[Opening Records for this task section]

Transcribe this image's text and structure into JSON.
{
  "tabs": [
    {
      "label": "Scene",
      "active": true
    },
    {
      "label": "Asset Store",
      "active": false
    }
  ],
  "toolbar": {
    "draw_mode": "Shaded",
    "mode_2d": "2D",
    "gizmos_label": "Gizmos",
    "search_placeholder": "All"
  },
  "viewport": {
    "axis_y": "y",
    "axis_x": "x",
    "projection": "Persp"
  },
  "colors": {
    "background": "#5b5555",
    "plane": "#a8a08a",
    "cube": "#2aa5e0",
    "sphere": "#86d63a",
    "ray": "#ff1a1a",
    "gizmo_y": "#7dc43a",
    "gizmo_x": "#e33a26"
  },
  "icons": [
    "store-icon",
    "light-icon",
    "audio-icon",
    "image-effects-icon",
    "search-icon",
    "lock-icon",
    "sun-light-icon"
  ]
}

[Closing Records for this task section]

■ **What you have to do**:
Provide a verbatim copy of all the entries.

■ **Expected answer**:
Transcribe this image's text and structure into JSON.
{
  "tabs": [
    {
      "label": "Scene",
      "active": true
    },
    {
      "label": "Asset Store",
      "active": false
    }
  ],
  "toolbar": {
    "draw_mode": "Shaded",
    "mode_2d": "2D",
    "gizmos_label": "Gizmos",
    "search_placeholder": "All"
  },
  "viewport": {
    "axis_y": "y",
    "axis_x": "x",
    "projection": "Persp"
  },
  "colors": {
    "background": "#5b5555",
    "plane": "#a8a08a",
    "cube": "#2aa5e0",
    "sphere": "#86d63a",
    "ray": "#ff1a1a",
    "gizmo_y": "#7dc43a",
    "gizmo_x": "#e33a26"
  },
  "icons": [
    "store-icon",
    "light-icon",
    "audio-icon",
    "image-effects-icon",
    "search-icon",
    "lock-icon",
    "sun-light-icon"
  ]
}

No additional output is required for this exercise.